Thursday, 8 October 2015
Yeah, you heard me. You were the one who challenged me to check out clearing. I snarked back (in that really annoying I'm-right-you're-wrong tone of voice) that of course clearing wasn't still open. It was September, and Freshers' started in less than a week.
I checked it out the next day (because I said I would) and of course it was still open. And we sat down, slightly stunned, and threw the idea of me being a fresher again into the air. I would be almost 6 years older than most of my coursemates. We'd decided to go for a quiet year, just to get used to this craziness called marriage, and suddenly there was an offer from Sunderland to study the degree I've always wanted (but never had the courage) to do.
You see, French was an easy option. There are so many writers already in the world, and it was a good, solid choice if I wanted to be 'marketable'. And I love languages. I love taking them apart and squishing them back together in fun ways, and I love that history can be traced by how we talk. Words offer hushed echoes of people and places we don't recall, who once upon a time stamped something of themselves onto their time. Language remembered them for us.
I was too scared to write "properly". We were supposed to have figured out what we were going to do at the tender age of almost-eighteen, and I remember sitting with my Mum on our sofa and bursting out that I had no idea which to choose. English? French? How was I ever going to make it as a writer? How could my voice ever be unique or interesting enough in a chorus as loud as the literary world? I would have to shout, I worried. And despite being a 'proper natterer' I have never been good at shouting. I can't even return a badly made hot drink.
So writing was my thing. It was the thing that I kept in a box, and brought out in certain situations or to certain people. It was so incredibly personal that the idea of sharing it, of putting it outside my little corner of the web and actually making it my job? That terrified me. It hit so close, so deep, that I ran as fast as I possibly could to the first 'marketable' idea I had, and I chose French.
I miss French. I miss Bristol. And yet, I am so utterly content and at peace in this tiny little university, on this small campus, in a way I never was in that city or that degree. I wanted to fit Bristol, so I squished myself into this 'idea', and wondered why I ached in certain places after a long time of a body and soul contorted to fit.
I live in Newcastle, in a little flat that smells of cigarette smoke despite the fact we took that massive sofa from the last tenants out. The North couldn't be more different from the South. It is busy in a different way: it is a rhythm rather than a buzz, and I love it. This ebb and flow that breathes life into art and history and people and music, in this no-nonsense cut-to-the-chase attitude that has stripped away my faffing and left me breathless.

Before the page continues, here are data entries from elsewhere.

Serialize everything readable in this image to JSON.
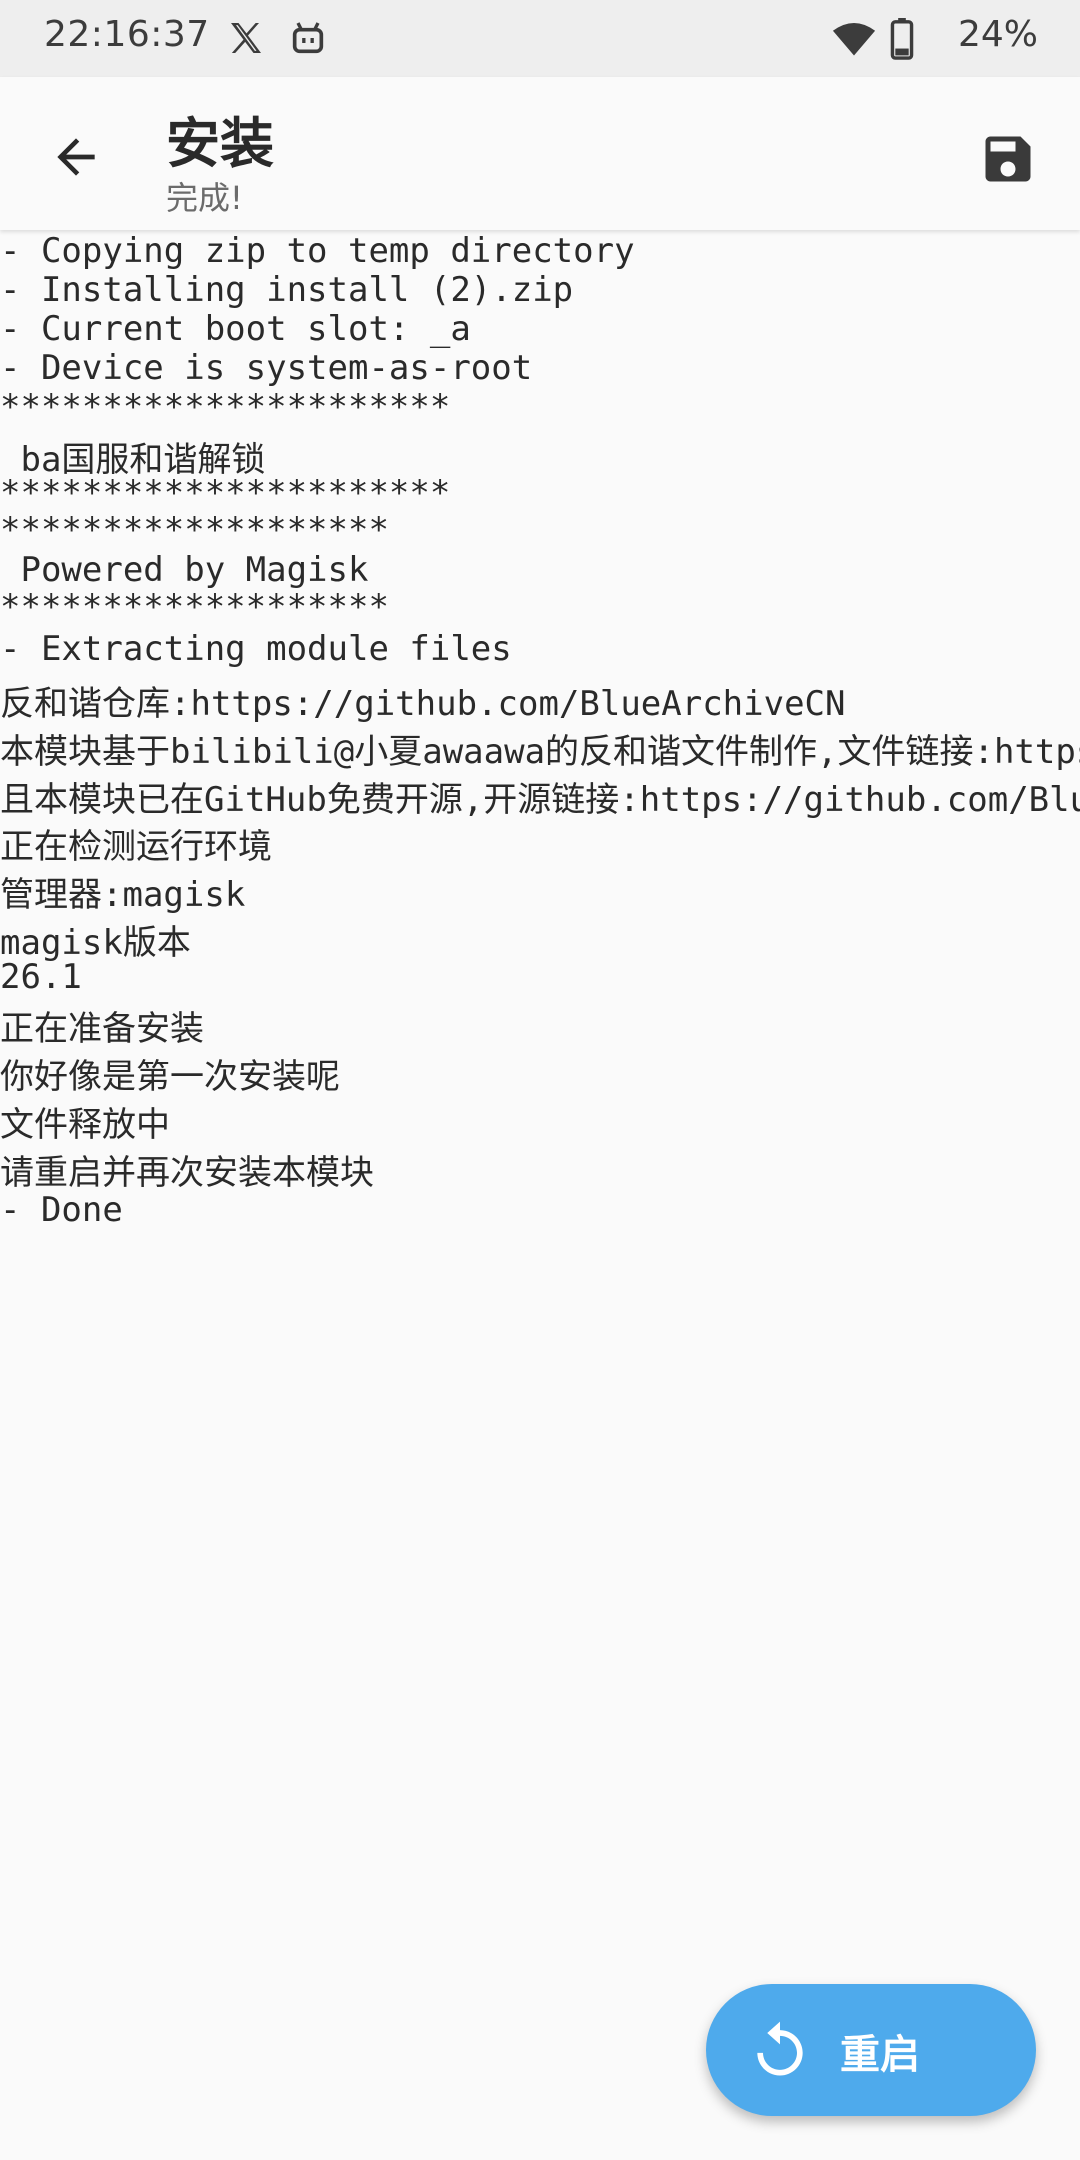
{
  "status_bar": {
    "time": "22:16:37",
    "battery": "24%",
    "icons": [
      "x-icon",
      "android-bot-icon",
      "wifi-icon",
      "battery-icon"
    ]
  },
  "app_bar": {
    "title": "安装",
    "subtitle": "完成!",
    "back_icon": "arrow-back-icon",
    "save_icon": "save-icon"
  },
  "console": {
    "lines": [
      "- Copying zip to temp directory",
      "- Installing install (2).zip",
      "- Current boot slot: _a",
      "- Device is system-as-root",
      "**********************",
      " ba国服和谐解锁",
      "**********************",
      "*******************",
      " Powered by Magisk",
      "*******************",
      "- Extracting module files",
      "反和谐仓库:https://github.com/BlueArchiveCN",
      "本模块基于bilibili@小夏awaawa的反和谐文件制作,文件链接:https:/",
      "且本模块已在GitHub免费开源,开源链接:https://github.com/BlueA",
      "正在检测运行环境",
      "管理器:magisk",
      "magisk版本",
      "26.1",
      "正在准备安装",
      "你好像是第一次安装呢",
      "文件释放中",
      "请重启并再次安装本模块",
      "- Done"
    ]
  },
  "fab": {
    "label": "重启",
    "icon": "restart-icon"
  },
  "colors": {
    "status_bar_bg": "#eeeeee",
    "background": "#fafafa",
    "fab": "#4eaaec"
  }
}
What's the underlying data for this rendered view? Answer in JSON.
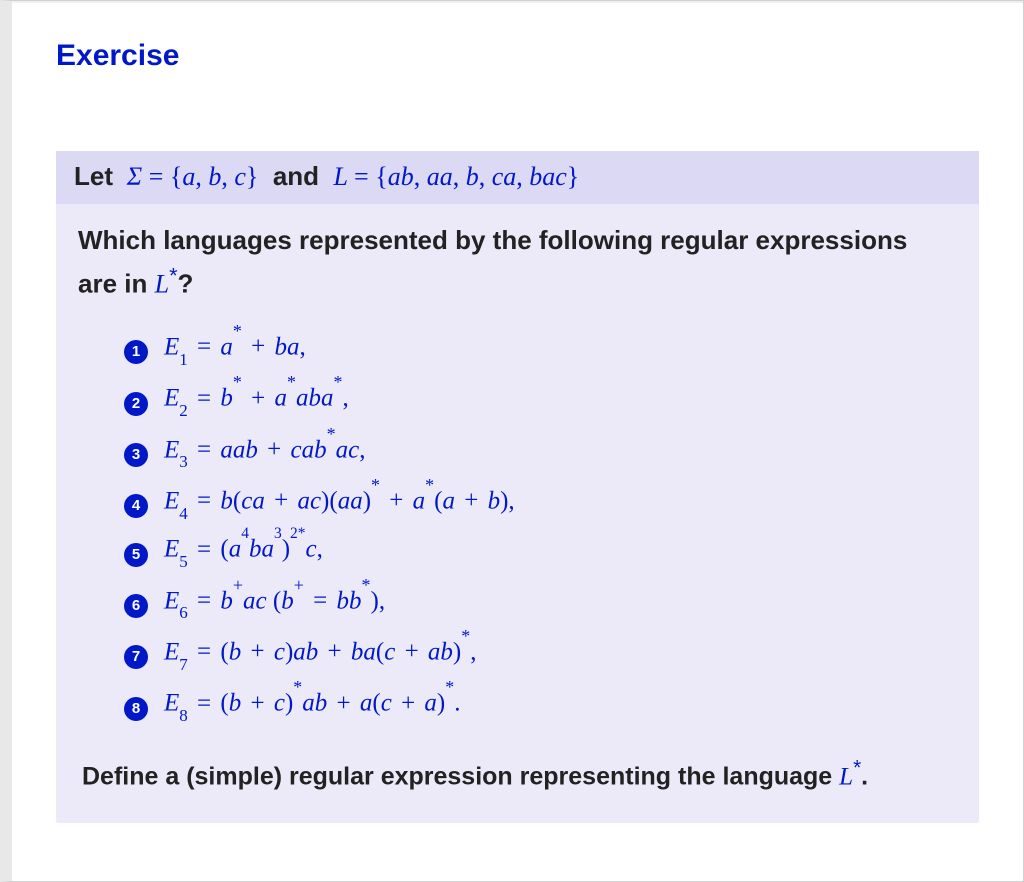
{
  "title": "Exercise",
  "header": {
    "let_label": "Let",
    "sigma_eq": "Σ = {a, b, c}",
    "and_label": "and",
    "L_eq": "L = {ab, aa, b, ca, bac}"
  },
  "question": {
    "line1": "Which languages represented by the following regular expressions",
    "line2a": "are in ",
    "line2b": "?"
  },
  "items": [
    {
      "n": "1",
      "html": "E<sub>1</sub> <span class='op'>=</span> a<sup>*</sup> <span class='op'>+</span> ba<span class='paren'>,</span>"
    },
    {
      "n": "2",
      "html": "E<sub>2</sub> <span class='op'>=</span> b<sup>*</sup> <span class='op'>+</span> a<sup>*</sup>aba<sup>*</sup><span class='paren'>,</span>"
    },
    {
      "n": "3",
      "html": "E<sub>3</sub> <span class='op'>=</span> aab <span class='op'>+</span> cab<sup>*</sup>ac<span class='paren'>,</span>"
    },
    {
      "n": "4",
      "html": "E<sub>4</sub> <span class='op'>=</span> b<span class='paren'>(</span>ca <span class='op'>+</span> ac<span class='paren'>)(</span>aa<span class='paren'>)</span><sup>*</sup> <span class='op'>+</span> a<sup>*</sup><span class='paren'>(</span>a <span class='op'>+</span> b<span class='paren'>)</span><span class='paren'>,</span>"
    },
    {
      "n": "5",
      "html": "E<sub>5</sub> <span class='op'>=</span> <span class='paren'>(</span>a<sup class='tight'>4</sup>ba<sup class='tight'>3</sup><span class='paren'>)</span><sup class='tight'>2*</sup>c<span class='paren'>,</span>"
    },
    {
      "n": "6",
      "html": "E<sub>6</sub> <span class='op'>=</span> b<sup>+</sup>ac <span class='paren'>(</span>b<sup>+</sup> <span class='op'>=</span> bb<sup>*</sup><span class='paren'>)</span><span class='paren'>,</span>"
    },
    {
      "n": "7",
      "html": "E<sub>7</sub> <span class='op'>=</span> <span class='paren'>(</span>b <span class='op'>+</span> c<span class='paren'>)</span>ab <span class='op'>+</span> ba<span class='paren'>(</span>c <span class='op'>+</span> ab<span class='paren'>)</span><sup>*</sup><span class='paren'>,</span>"
    },
    {
      "n": "8",
      "html": "E<sub>8</sub> <span class='op'>=</span> <span class='paren'>(</span>b <span class='op'>+</span> c<span class='paren'>)</span><sup>*</sup>ab <span class='op'>+</span> a<span class='paren'>(</span>c <span class='op'>+</span> a<span class='paren'>)</span><sup>*</sup><span class='paren'>.</span>"
    }
  ],
  "define": {
    "prefix": "Define a (simple) regular expression representing the language ",
    "suffix": "."
  }
}
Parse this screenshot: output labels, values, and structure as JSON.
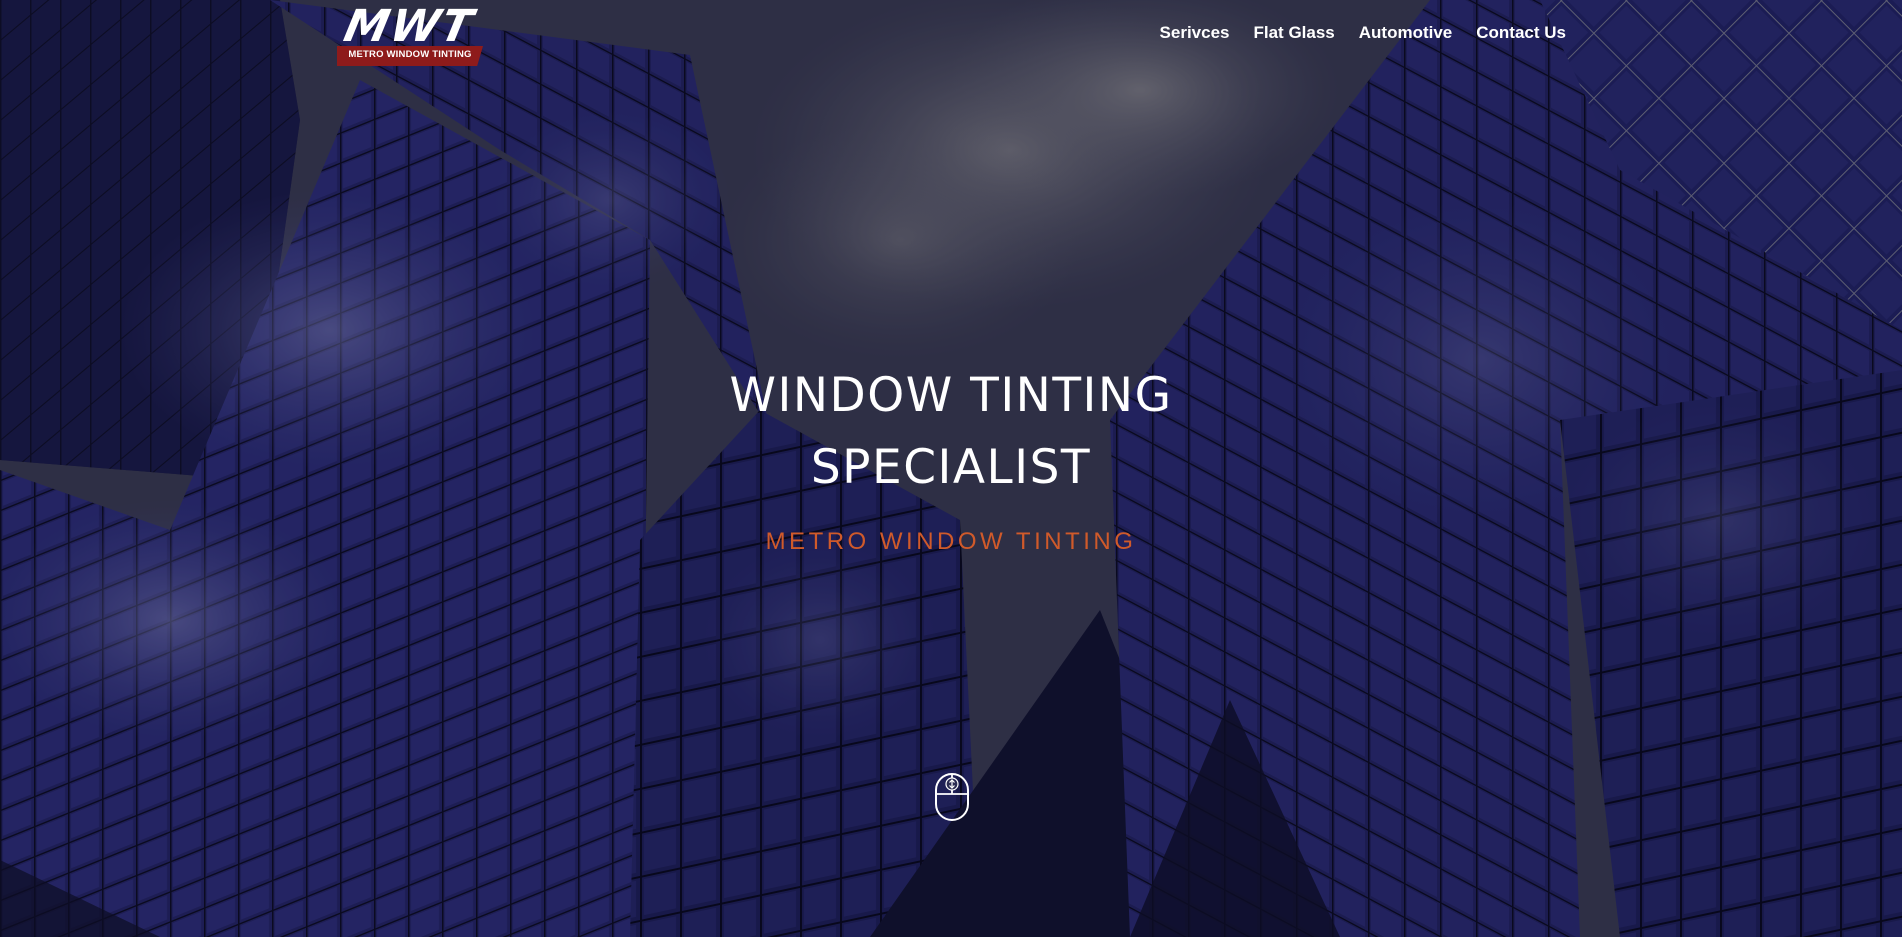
{
  "header": {
    "logo": {
      "letters": "MWT",
      "subtitle": "METRO WINDOW TINTING"
    },
    "nav": [
      {
        "label": "Serivces"
      },
      {
        "label": "Flat Glass"
      },
      {
        "label": "Automotive"
      },
      {
        "label": "Contact Us"
      }
    ]
  },
  "hero": {
    "title_line1": "WINDOW TINTING",
    "title_line2": "SPECIALIST",
    "subtitle": "METRO WINDOW TINTING",
    "scroll_icon": "mouse-scroll-icon"
  },
  "colors": {
    "accent": "#d05a2a",
    "logo_band": "#8e1b1b",
    "text": "#ffffff",
    "background": "#16173a"
  }
}
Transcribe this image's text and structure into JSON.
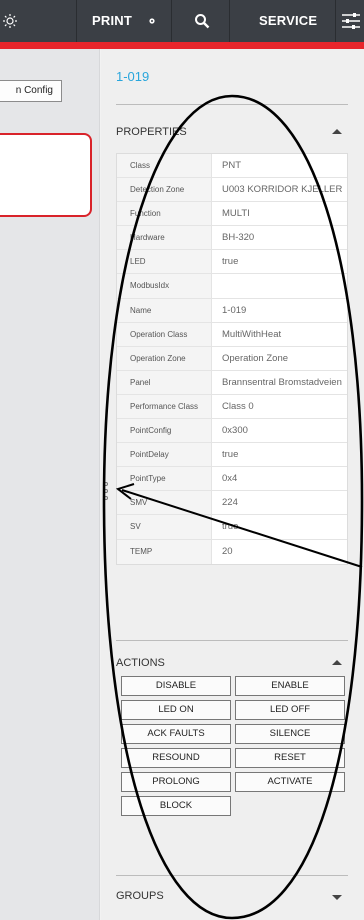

There isn't really the space to say in four sentences what you could say in one (which still doesn't stop me, but I'm learning). There is a bareness that is beautiful, and incredibly rich. I have people who will tell me, to my face, if my writing is crap and when I need to start again.
I no longer want safe and pretty. I want real and raw, and if it is uncomfortable I will learn to embrace it (probably with a fair amount of whining which you're welcome to slap out of me), because living in a real way is surely the only way worth living.
I had this idea of myself. This fierce metropolitan woman who reviews theatre and discusses politics and explores little side streets and let's face it, is just pretty damn cool.
Well, when I meet people like that I'm always thrilled that they actually want to be friends with me. Because I am not cool. I tuck my pyjama bottoms into my socks. I make lists before I go food shopping. I watch house improvement programmes and laugh too loudly at my own jokes. I write down the exciting festivals in my diary and will more than likely forget to go, and we just built a shelf for the microwave to go on in our kitchen. I still beam proudly whenever I go past it.
I'm learning, slowly, that actually it's alright to be just me, as I am right now. That sounds like be-yourself rubbish, but I'm learning that it's exhausting and pointless to post this polished version of myself online and to other people. They'll love someone else.
So I'm a fresher. I'm a nearly 24-year-old who is basically the new girl at school. I'm a wife (that one still makes me feel weird but very very happy). I'm a rather amused slightly more-grown-up person who looks back at my 'I know everything' attitude and laughs, because I really feel like I know nothing at all.
But that's probably the best place to start. When we are empty, we can be filled up.
(... With chocolate, preferably.)